Stored items from a collection:
Content starts
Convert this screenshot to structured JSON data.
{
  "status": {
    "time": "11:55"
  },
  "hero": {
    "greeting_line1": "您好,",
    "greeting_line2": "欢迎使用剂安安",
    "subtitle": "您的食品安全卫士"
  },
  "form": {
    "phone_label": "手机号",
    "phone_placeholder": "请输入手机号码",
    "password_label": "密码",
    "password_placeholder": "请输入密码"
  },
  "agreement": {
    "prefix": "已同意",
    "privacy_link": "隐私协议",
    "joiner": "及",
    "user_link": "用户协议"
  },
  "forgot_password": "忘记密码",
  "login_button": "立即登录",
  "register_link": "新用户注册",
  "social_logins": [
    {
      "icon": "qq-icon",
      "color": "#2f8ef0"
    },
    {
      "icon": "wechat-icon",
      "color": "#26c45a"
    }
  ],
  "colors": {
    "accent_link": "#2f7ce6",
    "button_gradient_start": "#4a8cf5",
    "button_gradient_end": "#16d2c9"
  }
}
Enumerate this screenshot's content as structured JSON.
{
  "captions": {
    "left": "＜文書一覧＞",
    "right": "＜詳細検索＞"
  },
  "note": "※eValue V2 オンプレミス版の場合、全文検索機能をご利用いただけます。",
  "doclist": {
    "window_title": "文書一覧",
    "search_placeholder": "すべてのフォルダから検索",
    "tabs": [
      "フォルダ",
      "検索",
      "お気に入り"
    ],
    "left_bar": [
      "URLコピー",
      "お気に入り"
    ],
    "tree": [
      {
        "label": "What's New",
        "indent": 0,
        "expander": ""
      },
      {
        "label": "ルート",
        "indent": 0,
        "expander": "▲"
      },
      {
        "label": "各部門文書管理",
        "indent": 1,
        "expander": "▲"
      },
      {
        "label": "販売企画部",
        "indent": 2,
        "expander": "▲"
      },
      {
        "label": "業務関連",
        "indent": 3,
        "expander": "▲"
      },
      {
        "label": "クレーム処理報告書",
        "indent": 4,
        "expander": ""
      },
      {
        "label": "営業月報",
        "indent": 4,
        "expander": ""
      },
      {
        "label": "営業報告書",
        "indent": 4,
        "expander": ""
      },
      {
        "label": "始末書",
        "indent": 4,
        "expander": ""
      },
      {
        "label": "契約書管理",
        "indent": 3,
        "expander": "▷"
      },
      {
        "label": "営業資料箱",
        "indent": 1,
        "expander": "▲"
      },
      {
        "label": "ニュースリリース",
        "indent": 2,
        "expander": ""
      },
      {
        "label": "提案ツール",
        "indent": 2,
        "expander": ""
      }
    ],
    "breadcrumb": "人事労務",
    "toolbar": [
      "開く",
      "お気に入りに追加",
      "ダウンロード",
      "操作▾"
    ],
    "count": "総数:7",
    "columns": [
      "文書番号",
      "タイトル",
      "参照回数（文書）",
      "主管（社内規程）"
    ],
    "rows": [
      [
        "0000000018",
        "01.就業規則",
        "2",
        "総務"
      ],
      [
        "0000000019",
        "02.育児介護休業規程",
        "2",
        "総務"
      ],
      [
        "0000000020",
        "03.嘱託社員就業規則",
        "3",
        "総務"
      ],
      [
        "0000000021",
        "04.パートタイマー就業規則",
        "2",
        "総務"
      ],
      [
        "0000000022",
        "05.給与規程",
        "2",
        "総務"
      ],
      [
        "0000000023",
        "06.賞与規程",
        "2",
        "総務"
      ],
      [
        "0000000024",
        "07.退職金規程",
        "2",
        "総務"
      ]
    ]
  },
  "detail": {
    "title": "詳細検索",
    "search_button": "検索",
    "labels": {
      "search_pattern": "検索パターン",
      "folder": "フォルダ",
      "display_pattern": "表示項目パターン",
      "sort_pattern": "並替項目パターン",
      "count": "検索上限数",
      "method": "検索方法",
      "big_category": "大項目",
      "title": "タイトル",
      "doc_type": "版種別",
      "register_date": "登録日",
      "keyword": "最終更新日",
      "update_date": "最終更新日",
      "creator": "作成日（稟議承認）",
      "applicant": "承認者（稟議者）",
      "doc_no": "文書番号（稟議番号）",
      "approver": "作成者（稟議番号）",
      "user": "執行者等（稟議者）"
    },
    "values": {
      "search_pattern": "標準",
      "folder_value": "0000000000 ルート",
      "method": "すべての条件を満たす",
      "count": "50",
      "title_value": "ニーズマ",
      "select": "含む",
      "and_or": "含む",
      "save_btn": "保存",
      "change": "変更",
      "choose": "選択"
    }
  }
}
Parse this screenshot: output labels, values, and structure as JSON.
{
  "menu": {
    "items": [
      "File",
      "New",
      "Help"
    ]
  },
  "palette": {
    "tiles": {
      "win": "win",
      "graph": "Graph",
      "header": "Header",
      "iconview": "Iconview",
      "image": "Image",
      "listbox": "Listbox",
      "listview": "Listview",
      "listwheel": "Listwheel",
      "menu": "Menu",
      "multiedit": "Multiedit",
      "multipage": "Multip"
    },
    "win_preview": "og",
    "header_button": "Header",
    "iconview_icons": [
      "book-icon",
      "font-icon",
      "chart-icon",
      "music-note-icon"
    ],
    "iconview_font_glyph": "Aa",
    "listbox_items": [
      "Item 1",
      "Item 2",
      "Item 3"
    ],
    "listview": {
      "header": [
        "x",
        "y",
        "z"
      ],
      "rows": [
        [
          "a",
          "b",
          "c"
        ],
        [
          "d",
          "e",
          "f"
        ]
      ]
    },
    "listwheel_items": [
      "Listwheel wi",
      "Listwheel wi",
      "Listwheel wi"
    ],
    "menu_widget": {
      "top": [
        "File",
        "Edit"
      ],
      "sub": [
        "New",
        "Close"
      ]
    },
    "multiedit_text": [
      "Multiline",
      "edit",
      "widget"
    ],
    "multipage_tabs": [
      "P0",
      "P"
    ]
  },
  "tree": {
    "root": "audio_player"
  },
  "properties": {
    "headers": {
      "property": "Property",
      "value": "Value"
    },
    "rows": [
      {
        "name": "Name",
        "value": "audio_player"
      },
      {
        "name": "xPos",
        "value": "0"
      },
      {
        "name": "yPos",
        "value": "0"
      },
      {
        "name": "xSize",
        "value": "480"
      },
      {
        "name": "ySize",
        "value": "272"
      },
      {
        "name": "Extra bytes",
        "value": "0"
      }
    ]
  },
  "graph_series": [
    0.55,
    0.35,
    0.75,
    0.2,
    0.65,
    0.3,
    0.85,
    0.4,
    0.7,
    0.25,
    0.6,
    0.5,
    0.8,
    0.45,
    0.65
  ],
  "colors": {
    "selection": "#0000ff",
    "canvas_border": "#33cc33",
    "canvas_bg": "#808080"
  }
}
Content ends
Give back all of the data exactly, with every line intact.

Convert this screenshot to structured JSON data.
{
  "status": {
    "time": "11:55"
  },
  "hero": {
    "greeting_line1": "您好,",
    "greeting_line2": "欢迎使用剂安安",
    "subtitle": "您的食品安全卫士"
  },
  "form": {
    "phone_label": "手机号",
    "phone_placeholder": "请输入手机号码",
    "password_label": "密码",
    "password_placeholder": "请输入密码"
  },
  "agreement": {
    "prefix": "已同意",
    "privacy_link": "隐私协议",
    "joiner": "及",
    "user_link": "用户协议"
  },
  "forgot_password": "忘记密码",
  "login_button": "立即登录",
  "register_link": "新用户注册",
  "social_logins": [
    {
      "icon": "qq-icon",
      "color": "#2f8ef0"
    },
    {
      "icon": "wechat-icon",
      "color": "#26c45a"
    }
  ],
  "colors": {
    "accent_link": "#2f7ce6",
    "button_gradient_start": "#4a8cf5",
    "button_gradient_end": "#16d2c9"
  }
}
Enumerate this screenshot's content as structured JSON.
{
  "captions": {
    "left": "＜文書一覧＞",
    "right": "＜詳細検索＞"
  },
  "note": "※eValue V2 オンプレミス版の場合、全文検索機能をご利用いただけます。",
  "doclist": {
    "window_title": "文書一覧",
    "search_placeholder": "すべてのフォルダから検索",
    "tabs": [
      "フォルダ",
      "検索",
      "お気に入り"
    ],
    "left_bar": [
      "URLコピー",
      "お気に入り"
    ],
    "tree": [
      {
        "label": "What's New",
        "indent": 0,
        "expander": ""
      },
      {
        "label": "ルート",
        "indent": 0,
        "expander": "▲"
      },
      {
        "label": "各部門文書管理",
        "indent": 1,
        "expander": "▲"
      },
      {
        "label": "販売企画部",
        "indent": 2,
        "expander": "▲"
      },
      {
        "label": "業務関連",
        "indent": 3,
        "expander": "▲"
      },
      {
        "label": "クレーム処理報告書",
        "indent": 4,
        "expander": ""
      },
      {
        "label": "営業月報",
        "indent": 4,
        "expander": ""
      },
      {
        "label": "営業報告書",
        "indent": 4,
        "expander": ""
      },
      {
        "label": "始末書",
        "indent": 4,
        "expander": ""
      },
      {
        "label": "契約書管理",
        "indent": 3,
        "expander": "▷"
      },
      {
        "label": "営業資料箱",
        "indent": 1,
        "expander": "▲"
      },
      {
        "label": "ニュースリリース",
        "indent": 2,
        "expander": ""
      },
      {
        "label": "提案ツール",
        "indent": 2,
        "expander": ""
      }
    ],
    "breadcrumb": "人事労務",
    "toolbar": [
      "開く",
      "お気に入りに追加",
      "ダウンロード",
      "操作▾"
    ],
    "count": "総数:7",
    "columns": [
      "文書番号",
      "タイトル",
      "参照回数（文書）",
      "主管（社内規程）"
    ],
    "rows": [
      [
        "0000000018",
        "01.就業規則",
        "2",
        "総務"
      ],
      [
        "0000000019",
        "02.育児介護休業規程",
        "2",
        "総務"
      ],
      [
        "0000000020",
        "03.嘱託社員就業規則",
        "3",
        "総務"
      ],
      [
        "0000000021",
        "04.パートタイマー就業規則",
        "2",
        "総務"
      ],
      [
        "0000000022",
        "05.給与規程",
        "2",
        "総務"
      ],
      [
        "0000000023",
        "06.賞与規程",
        "2",
        "総務"
      ],
      [
        "0000000024",
        "07.退職金規程",
        "2",
        "総務"
      ]
    ]
  },
  "detail": {
    "title": "詳細検索",
    "search_button": "検索",
    "labels": {
      "search_pattern": "検索パターン",
      "folder": "フォルダ",
      "display_pattern": "表示項目パターン",
      "sort_pattern": "並替項目パターン",
      "count": "検索上限数",
      "method": "検索方法",
      "big_category": "大項目",
      "title": "タイトル",
      "doc_type": "版種別",
      "register_date": "登録日",
      "keyword": "最終更新日",
      "update_date": "最終更新日",
      "creator": "作成日（稟議承認）",
      "applicant": "承認者（稟議者）",
      "doc_no": "文書番号（稟議番号）",
      "approver": "作成者（稟議番号）",
      "user": "執行者等（稟議者）"
    },
    "values": {
      "search_pattern": "標準",
      "folder_value": "0000000000 ルート",
      "method": "すべての条件を満たす",
      "count": "50",
      "title_value": "ニーズマ",
      "select": "含む",
      "and_or": "含む",
      "save_btn": "保存",
      "change": "変更",
      "choose": "選択"
    }
  }
}
Parse this screenshot: output labels, values, and structure as JSON.
{
  "menu": {
    "items": [
      "File",
      "New",
      "Help"
    ]
  },
  "palette": {
    "tiles": {
      "win": "win",
      "graph": "Graph",
      "header": "Header",
      "iconview": "Iconview",
      "image": "Image",
      "listbox": "Listbox",
      "listview": "Listview",
      "listwheel": "Listwheel",
      "menu": "Menu",
      "multiedit": "Multiedit",
      "multipage": "Multip"
    },
    "win_preview": "og",
    "header_button": "Header",
    "iconview_icons": [
      "book-icon",
      "font-icon",
      "chart-icon",
      "music-note-icon"
    ],
    "iconview_font_glyph": "Aa",
    "listbox_items": [
      "Item 1",
      "Item 2",
      "Item 3"
    ],
    "listview": {
      "header": [
        "x",
        "y",
        "z"
      ],
      "rows": [
        [
          "a",
          "b",
          "c"
        ],
        [
          "d",
          "e",
          "f"
        ]
      ]
    },
    "listwheel_items": [
      "Listwheel wi",
      "Listwheel wi",
      "Listwheel wi"
    ],
    "menu_widget": {
      "top": [
        "File",
        "Edit"
      ],
      "sub": [
        "New",
        "Close"
      ]
    },
    "multiedit_text": [
      "Multiline",
      "edit",
      "widget"
    ],
    "multipage_tabs": [
      "P0",
      "P"
    ]
  },
  "tree": {
    "root": "audio_player"
  },
  "properties": {
    "headers": {
      "property": "Property",
      "value": "Value"
    },
    "rows": [
      {
        "name": "Name",
        "value": "audio_player"
      },
      {
        "name": "xPos",
        "value": "0"
      },
      {
        "name": "yPos",
        "value": "0"
      },
      {
        "name": "xSize",
        "value": "480"
      },
      {
        "name": "ySize",
        "value": "272"
      },
      {
        "name": "Extra bytes",
        "value": "0"
      }
    ]
  },
  "graph_series": [
    0.55,
    0.35,
    0.75,
    0.2,
    0.65,
    0.3,
    0.85,
    0.4,
    0.7,
    0.25,
    0.6,
    0.5,
    0.8,
    0.45,
    0.65
  ],
  "colors": {
    "selection": "#0000ff",
    "canvas_border": "#33cc33",
    "canvas_bg": "#808080"
  }
}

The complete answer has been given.